**Assignment**
Find every line below with the string "type" and pick it out.

----- Available data -----

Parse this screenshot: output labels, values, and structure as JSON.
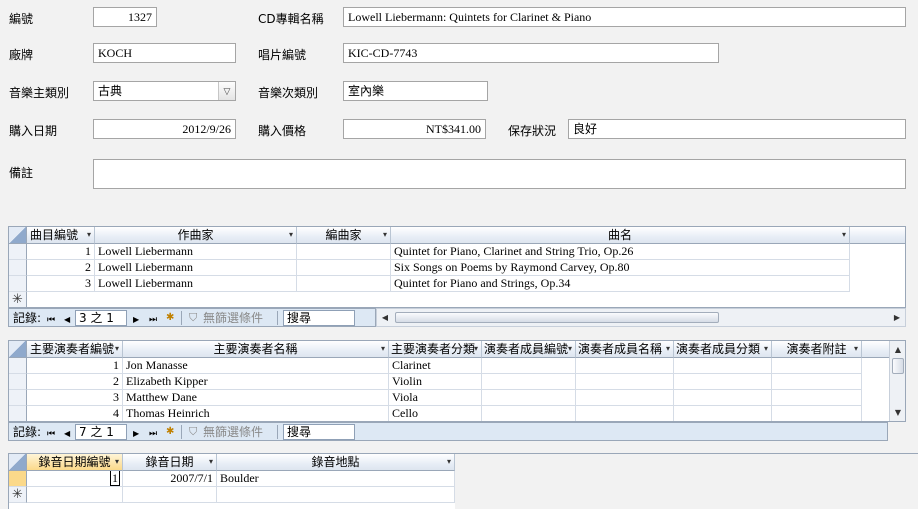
{
  "form": {
    "id_label": "編號",
    "id_value": "1327",
    "album_label": "CD專輯名稱",
    "album_value": "Lowell Liebermann: Quintets for Clarinet & Piano",
    "label_label": "廠牌",
    "label_value": "KOCH",
    "catalog_label": "唱片編號",
    "catalog_value": "KIC-CD-7743",
    "genre_label": "音樂主類別",
    "genre_value": "古典",
    "subgenre_label": "音樂次類別",
    "subgenre_value": "室內樂",
    "date_label": "購入日期",
    "date_value": "2012/9/26",
    "price_label": "購入價格",
    "price_value": "NT$341.00",
    "condition_label": "保存狀況",
    "condition_value": "良好",
    "notes_label": "備註",
    "notes_value": ""
  },
  "tracks": {
    "columns": [
      "曲目編號",
      "作曲家",
      "編曲家",
      "曲名"
    ],
    "rows": [
      {
        "no": "1",
        "composer": "Lowell Liebermann",
        "arranger": "",
        "title": "Quintet for Piano, Clarinet and String Trio, Op.26"
      },
      {
        "no": "2",
        "composer": "Lowell Liebermann",
        "arranger": "",
        "title": "Six Songs on Poems by Raymond Carvey, Op.80"
      },
      {
        "no": "3",
        "composer": "Lowell Liebermann",
        "arranger": "",
        "title": "Quintet for Piano and Strings, Op.34"
      }
    ],
    "nav": {
      "record_label": "記錄:",
      "position": "3 之 1",
      "filter_label": "無篩選條件",
      "search_label": "搜尋"
    }
  },
  "performers": {
    "columns": [
      "主要演奏者編號",
      "主要演奏者名稱",
      "主要演奏者分類",
      "演奏者成員編號",
      "演奏者成員名稱",
      "演奏者成員分類",
      "演奏者附註"
    ],
    "rows": [
      {
        "no": "1",
        "name": "Jon Manasse",
        "type": "Clarinet"
      },
      {
        "no": "2",
        "name": "Elizabeth Kipper",
        "type": "Violin"
      },
      {
        "no": "3",
        "name": "Matthew Dane",
        "type": "Viola"
      },
      {
        "no": "4",
        "name": "Thomas Heinrich",
        "type": "Cello"
      }
    ],
    "nav": {
      "record_label": "記錄:",
      "position": "7 之 1",
      "filter_label": "無篩選條件",
      "search_label": "搜尋"
    }
  },
  "recording": {
    "columns": [
      "錄音日期編號",
      "錄音日期",
      "錄音地點"
    ],
    "rows": [
      {
        "no": "1",
        "date": "2007/7/1",
        "place": "Boulder"
      }
    ]
  },
  "icons": {
    "dropdown": "▾",
    "combo": "▽",
    "first": "⏮",
    "prev": "◀",
    "next": "▶",
    "last": "⏭",
    "new": "✱",
    "filter": "⛉",
    "new_row": "✳",
    "scroll_up": "▲",
    "scroll_down": "▼",
    "scroll_left": "◀",
    "scroll_right": "▶"
  },
  "colors": {
    "header_bg": "#dde5ef",
    "nav_bg": "#dde8f4",
    "border": "#9aa7b8"
  }
}
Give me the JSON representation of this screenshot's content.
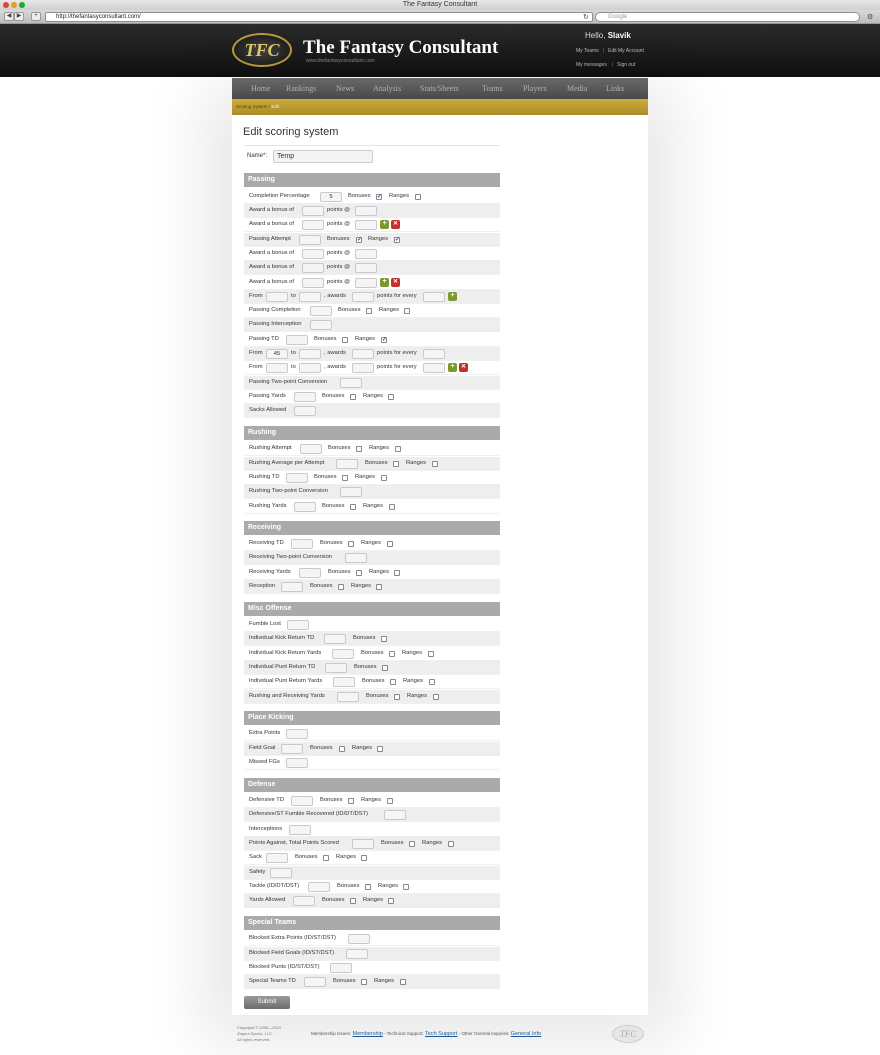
{
  "browser": {
    "title": "The Fantasy Consultant",
    "url": "http://thefantasyconsultant.com/",
    "search_placeholder": "Google"
  },
  "site": {
    "logo_text": "TFC",
    "title": "The Fantasy Consultant",
    "url_text": "www.thefantasyconsultant.com",
    "hello_prefix": "Hello,",
    "username": "Slavik",
    "user_links": [
      "My Teams",
      "Edit My Account",
      "My messages",
      "Sign out"
    ],
    "nav": [
      "Home",
      "Rankings",
      "News",
      "Analysis",
      "Stats/Sheets",
      "Teams",
      "Players",
      "Media",
      "Links"
    ],
    "breadcrumb": {
      "parent": "Scoring System",
      "separator": "/",
      "current": "Edit"
    }
  },
  "form": {
    "title": "Edit scoring system",
    "name_label": "Name*:",
    "name_value": "Temp",
    "submit_label": "Submit"
  },
  "labels": {
    "bonuses": "Bonuses",
    "ranges": "Ranges",
    "award_a_bonus_of": "Award a bonus of",
    "points_at": "points @",
    "from": "From",
    "to": "to",
    "awards": ", awards",
    "points_for_every": "points for every"
  },
  "sections": {
    "passing": "Passing",
    "rushing": "Rushing",
    "receiving": "Receiving",
    "misc_offense": "Misc Offense",
    "place_kicking": "Place Kicking",
    "defense": "Defense",
    "special_teams": "Special Teams"
  },
  "stats": {
    "completion_percentage": "Completion Percentage",
    "completion_percentage_value": "5",
    "passing_attempt": "Passing Attempt",
    "passing_completion": "Passing Completion",
    "passing_interception": "Passing Interception",
    "passing_td": "Passing TD",
    "passing_td_range_from": "45",
    "passing_two_point": "Passing Two-point Conversion",
    "passing_yards": "Passing Yards",
    "sacks_allowed": "Sacks Allowed",
    "rushing_attempt": "Rushing Attempt",
    "rushing_average": "Rushing Average per Attempt",
    "rushing_td": "Rushing TD",
    "rushing_two_point": "Rushing Two-point Conversion",
    "rushing_yards": "Rushing Yards",
    "receiving_td": "Receiving TD",
    "receiving_two_point": "Receiving Two-point Conversion",
    "receiving_yards": "Receiving Yards",
    "reception": "Reception",
    "fumble_lost": "Fumble Lost",
    "kick_return_td": "Individual Kick Return TD",
    "kick_return_yards": "Individual Kick Return Yards",
    "punt_return_td": "Individual Punt Return TD",
    "punt_return_yards": "Individual Punt Return Yards",
    "rush_rec_yards": "Rushing and Receiving Yards",
    "extra_points": "Extra Points",
    "field_goal": "Field Goal",
    "missed_fgs": "Missed FGs",
    "defensive_td": "Defensive TD",
    "def_fumble_recovered": "Defensive/ST Fumble Recovered (ID/DT/DST)",
    "interceptions": "Interceptions",
    "points_against": "Points Against, Total Points Scored",
    "sack": "Sack",
    "safety": "Safety",
    "tackle": "Tackle (ID/DT/DST)",
    "yards_allowed": "Yards Allowed",
    "blocked_extra_points": "Blocked Extra Points (ID/ST/DST)",
    "blocked_field_goals": "Blocked Field Goals (ID/ST/DST)",
    "blocked_punts": "Blocked Punts (ID/ST/DST)",
    "special_teams_td": "Special Teams TD"
  },
  "footer": {
    "copyright": [
      "Copyright © 2009—2010",
      "Zegura Sports, LLC.",
      "All rights reserved."
    ],
    "membership_prefix": "Membership Issues:",
    "membership_link": "Membership",
    "support_prefix": "- Technical Support:",
    "support_link": "Tech Support",
    "general_prefix": "- Other General Inquiries:",
    "general_link": "General Info",
    "logo_text": "TFC"
  }
}
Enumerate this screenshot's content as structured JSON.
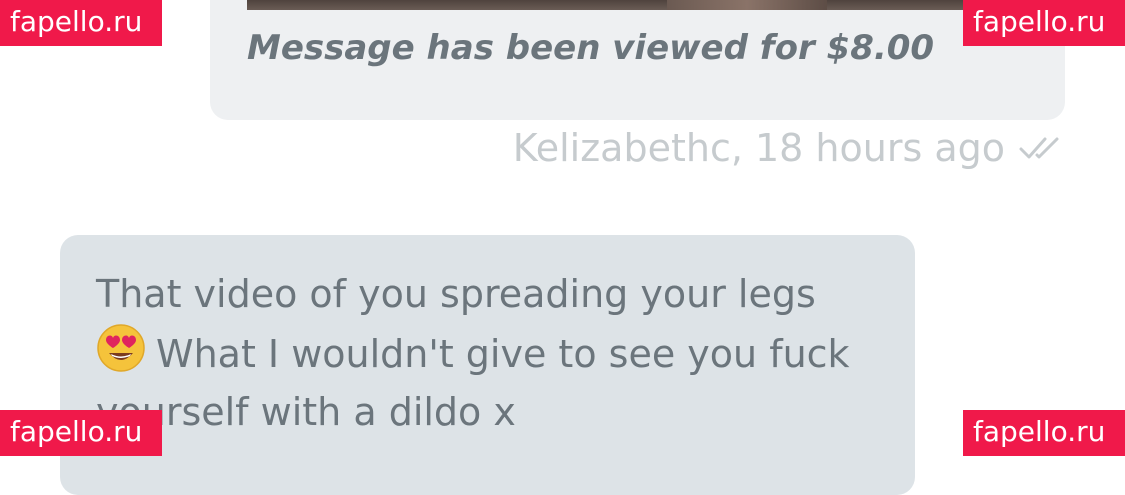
{
  "sent_message": {
    "media_alt": "media preview",
    "status_text": "Message has been viewed for $8.00"
  },
  "sent_meta": {
    "sender_time": "Kelizabethc, 18 hours ago",
    "read_icon": "double-check-icon"
  },
  "received_message": {
    "lines": [
      "That video of you spreading your legs",
      "What I wouldn't give to see you fuck",
      "yourself with a dildo x"
    ],
    "emoji": "heart-eyes-emoji"
  },
  "watermarks": {
    "top_left": "fapello.ru",
    "top_right": "fapello.ru",
    "bottom_left": "fapello.ru",
    "bottom_right": "fapello.ru"
  },
  "colors": {
    "bubble_sent": "#eef0f2",
    "bubble_received": "#dde3e7",
    "text": "#6b757c",
    "meta": "#c6cbce",
    "watermark": "#f0194a"
  }
}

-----

**Response below**
        "type": "Clarinet"
        "type": "Violin"
        "type": "Viola"
        "type": "Cello"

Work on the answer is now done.